Standing at a mere 213 feet tall, Menkaure’s pyramid seems insignificant when compared to its sister structures. However, the pyramid chambers within this smaller monument are much more complex than those found in Khafre’s pyramid and include a chamber of decorative panels, one of six large niches, and a burial chamber lined with massive granite blocks. A black stone sarcophagus, carved with beautiful niched panels, was discovered inside the burial chamber, but was later lost at sea as it was being transported to England.
The Pharaoh Menkaure died unexpectedly during the construction of the pyramid and its complex, and therefore work was abandoned. However, remains of mud brick found on the pyramid reveal that at some point after Menkaure’s death, the complex was completed, though not as Menkaure originally intended. The most plausible theory in regards to the completion of the complex is that Menkaure’s heir, Shepseskaf, returned to the site and completed the work using mud brick.
Although his pyramid and complex were not fully completed as planned, many statues of the pharaoh were found in Menkaure’s mortuary and valley temples.One example of this statuary (and one of my favorite pieces of statuary in Egyptian history) consists of a beautiful diad* depicting the king and his primary queen Khamerernebty II which now resides at the Museum of Fine Arts, Boston.This exquisite statue was accompanied by a number of triads depicting the king with various deities which would have originally been set up surrounding the open court of the valley temple.This temple was still an active cult location late into the Old Kingdom, but was entirely reconstructed at the end of the 6th dynasty after it was heavily damaged by a flood.
Although Menkaure’s pyramid was not the largest and his complex not the most impressive of the three, when modern man calls to mind an image of the Giza Plateau, we see the points of all three pyramids standing against the blue Egyptian sky.

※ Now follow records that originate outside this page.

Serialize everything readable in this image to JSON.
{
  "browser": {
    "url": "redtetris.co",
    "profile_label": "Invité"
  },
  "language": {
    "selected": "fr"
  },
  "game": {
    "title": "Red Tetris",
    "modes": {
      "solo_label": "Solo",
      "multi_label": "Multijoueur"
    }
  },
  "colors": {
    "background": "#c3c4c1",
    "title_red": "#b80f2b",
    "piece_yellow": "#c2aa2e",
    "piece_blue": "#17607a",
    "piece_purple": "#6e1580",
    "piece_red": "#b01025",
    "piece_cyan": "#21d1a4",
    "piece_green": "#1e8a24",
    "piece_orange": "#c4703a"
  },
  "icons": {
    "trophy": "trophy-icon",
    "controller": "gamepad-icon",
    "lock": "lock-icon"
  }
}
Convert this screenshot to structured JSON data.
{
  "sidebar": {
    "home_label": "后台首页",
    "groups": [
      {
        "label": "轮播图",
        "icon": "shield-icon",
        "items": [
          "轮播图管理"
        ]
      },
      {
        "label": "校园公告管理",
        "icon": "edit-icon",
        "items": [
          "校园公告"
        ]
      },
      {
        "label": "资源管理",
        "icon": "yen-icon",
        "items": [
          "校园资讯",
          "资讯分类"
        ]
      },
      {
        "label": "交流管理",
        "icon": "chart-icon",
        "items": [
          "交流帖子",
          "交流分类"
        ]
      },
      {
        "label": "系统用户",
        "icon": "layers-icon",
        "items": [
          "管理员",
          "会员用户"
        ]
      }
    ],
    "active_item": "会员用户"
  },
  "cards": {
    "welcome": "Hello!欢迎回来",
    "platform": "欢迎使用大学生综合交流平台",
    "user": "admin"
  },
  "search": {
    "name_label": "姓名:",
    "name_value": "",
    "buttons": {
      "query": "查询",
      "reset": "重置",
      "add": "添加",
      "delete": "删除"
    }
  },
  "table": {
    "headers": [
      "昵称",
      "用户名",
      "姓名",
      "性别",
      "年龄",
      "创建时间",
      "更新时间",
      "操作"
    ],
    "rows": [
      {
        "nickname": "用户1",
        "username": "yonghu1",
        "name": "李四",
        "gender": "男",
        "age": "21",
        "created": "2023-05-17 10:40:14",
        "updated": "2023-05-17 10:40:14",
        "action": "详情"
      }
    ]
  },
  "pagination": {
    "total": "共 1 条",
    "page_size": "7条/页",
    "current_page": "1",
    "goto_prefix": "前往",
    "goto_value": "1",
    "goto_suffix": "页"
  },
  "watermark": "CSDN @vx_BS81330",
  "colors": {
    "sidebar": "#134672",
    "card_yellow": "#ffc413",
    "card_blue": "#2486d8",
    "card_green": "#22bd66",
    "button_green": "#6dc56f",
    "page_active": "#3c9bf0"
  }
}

The third pyramid and complex seem to somehow complete the whole.
Perhaps it’s as the wise man said in Schoolhouse Rock:
“Three is a magic number. Yes it is; it’s a magic number. Somewhere in the ancient, mystic trinity, you get three as a magic number.”
Mark Lehner, The Complete Pyramids (Thames and Hudson, 2008).
David O’Connor, Abydos: Egypt’s First Pharaohs and the Cult of Osiris (Thames and Hudson, 2011).
Amy Calvert , Old Kingdom: Pyramid of Khufu, Khan Academy